## Requirement
With the pictures left out, write every entry down exactly.

[Items from a dataset]

++++++++++

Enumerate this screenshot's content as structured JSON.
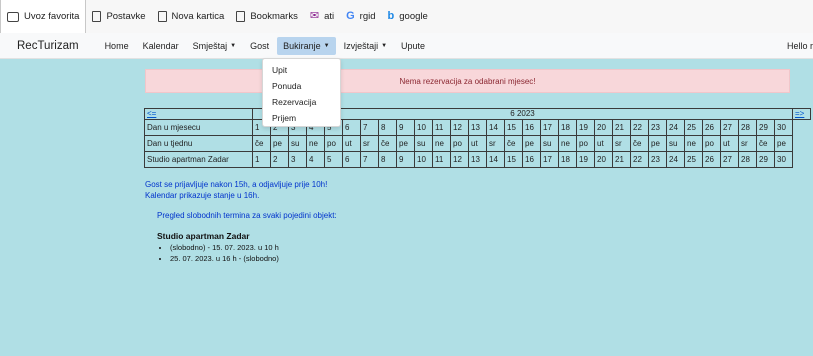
{
  "bookmarks": [
    {
      "label": "Uvoz favorita",
      "icon": "favorites-import-icon"
    },
    {
      "label": "Postavke",
      "icon": "page-icon"
    },
    {
      "label": "Nova kartica",
      "icon": "page-icon"
    },
    {
      "label": "Bookmarks",
      "icon": "page-icon"
    },
    {
      "label": "ati",
      "icon": "mail-icon"
    },
    {
      "label": "rgid",
      "icon": "google-icon"
    },
    {
      "label": "google",
      "icon": "bing-icon"
    }
  ],
  "navbar": {
    "brand": "RecTurizam",
    "items": [
      {
        "label": "Home"
      },
      {
        "label": "Kalendar"
      },
      {
        "label": "Smještaj"
      },
      {
        "label": "Gost"
      },
      {
        "label": "Bukiranje"
      },
      {
        "label": "Izvještaji"
      },
      {
        "label": "Upute"
      }
    ],
    "greeting": "Hello r"
  },
  "dropdown": {
    "items": [
      {
        "label": "Upit"
      },
      {
        "label": "Ponuda"
      },
      {
        "label": "Rezervacija"
      },
      {
        "label": "Prijem"
      }
    ]
  },
  "alert": {
    "text": "Nema rezervacija za odabrani mjesec!"
  },
  "calendar": {
    "prev": "<=",
    "next": "=>",
    "month_label": "6 2023",
    "row_day_label": "Dan u mjesecu",
    "row_weekday_label": "Dan u tjednu",
    "row_object_label": "Studio apartman Zadar",
    "days": [
      "1",
      "2",
      "3",
      "4",
      "5",
      "6",
      "7",
      "8",
      "9",
      "10",
      "11",
      "12",
      "13",
      "14",
      "15",
      "16",
      "17",
      "18",
      "19",
      "20",
      "21",
      "22",
      "23",
      "24",
      "25",
      "26",
      "27",
      "28",
      "29",
      "30"
    ],
    "weekdays": [
      "če",
      "pe",
      "su",
      "ne",
      "po",
      "ut",
      "sr",
      "če",
      "pe",
      "su",
      "ne",
      "po",
      "ut",
      "sr",
      "če",
      "pe",
      "su",
      "ne",
      "po",
      "ut",
      "sr",
      "če",
      "pe",
      "su",
      "ne",
      "po",
      "ut",
      "sr",
      "če",
      "pe"
    ],
    "object_days": [
      "1",
      "2",
      "3",
      "4",
      "5",
      "6",
      "7",
      "8",
      "9",
      "10",
      "11",
      "12",
      "13",
      "14",
      "15",
      "16",
      "17",
      "18",
      "19",
      "20",
      "21",
      "22",
      "23",
      "24",
      "25",
      "26",
      "27",
      "28",
      "29",
      "30"
    ]
  },
  "notes": {
    "line1": "Gost se prijavljuje nakon 15h, a odjavljuje prije 10h!",
    "line2": "Kalendar prikazuje stanje u 16h."
  },
  "pregled": {
    "text": "Pregled slobodnih termina za svaki pojedini objekt:"
  },
  "object": {
    "title": "Studio apartman Zadar",
    "terms": [
      "(slobodno) - 15. 07. 2023. u 10 h",
      "25. 07. 2023. u 16 h - (slobodno)"
    ]
  }
}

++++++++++

## Output for this task
Enumerate this screenshot's content as structured JSON.
{
  "bookmarks": [
    {
      "label": "Uvoz favorita",
      "icon": "favorites-import-icon"
    },
    {
      "label": "Postavke",
      "icon": "page-icon"
    },
    {
      "label": "Nova kartica",
      "icon": "page-icon"
    },
    {
      "label": "Bookmarks",
      "icon": "page-icon"
    },
    {
      "label": "ati",
      "icon": "mail-icon"
    },
    {
      "label": "rgid",
      "icon": "google-icon"
    },
    {
      "label": "google",
      "icon": "bing-icon"
    }
  ],
  "navbar": {
    "brand": "RecTurizam",
    "items": [
      {
        "label": "Home"
      },
      {
        "label": "Kalendar"
      },
      {
        "label": "Smještaj"
      },
      {
        "label": "Gost"
      },
      {
        "label": "Bukiranje"
      },
      {
        "label": "Izvještaji"
      },
      {
        "label": "Upute"
      }
    ],
    "greeting": "Hello r"
  },
  "dropdown": {
    "items": [
      {
        "label": "Upit"
      },
      {
        "label": "Ponuda"
      },
      {
        "label": "Rezervacija"
      },
      {
        "label": "Prijem"
      }
    ]
  },
  "alert": {
    "text": "Nema rezervacija za odabrani mjesec!"
  },
  "calendar": {
    "prev": "<=",
    "next": "=>",
    "month_label": "6 2023",
    "row_day_label": "Dan u mjesecu",
    "row_weekday_label": "Dan u tjednu",
    "row_object_label": "Studio apartman Zadar",
    "days": [
      "1",
      "2",
      "3",
      "4",
      "5",
      "6",
      "7",
      "8",
      "9",
      "10",
      "11",
      "12",
      "13",
      "14",
      "15",
      "16",
      "17",
      "18",
      "19",
      "20",
      "21",
      "22",
      "23",
      "24",
      "25",
      "26",
      "27",
      "28",
      "29",
      "30"
    ],
    "weekdays": [
      "če",
      "pe",
      "su",
      "ne",
      "po",
      "ut",
      "sr",
      "če",
      "pe",
      "su",
      "ne",
      "po",
      "ut",
      "sr",
      "če",
      "pe",
      "su",
      "ne",
      "po",
      "ut",
      "sr",
      "če",
      "pe",
      "su",
      "ne",
      "po",
      "ut",
      "sr",
      "če",
      "pe"
    ],
    "object_days": [
      "1",
      "2",
      "3",
      "4",
      "5",
      "6",
      "7",
      "8",
      "9",
      "10",
      "11",
      "12",
      "13",
      "14",
      "15",
      "16",
      "17",
      "18",
      "19",
      "20",
      "21",
      "22",
      "23",
      "24",
      "25",
      "26",
      "27",
      "28",
      "29",
      "30"
    ]
  },
  "notes": {
    "line1": "Gost se prijavljuje nakon 15h, a odjavljuje prije 10h!",
    "line2": "Kalendar prikazuje stanje u 16h."
  },
  "pregled": {
    "text": "Pregled slobodnih termina za svaki pojedini objekt:"
  },
  "object": {
    "title": "Studio apartman Zadar",
    "terms": [
      "(slobodno) - 15. 07. 2023. u 10 h",
      "25. 07. 2023. u 16 h - (slobodno)"
    ]
  }
}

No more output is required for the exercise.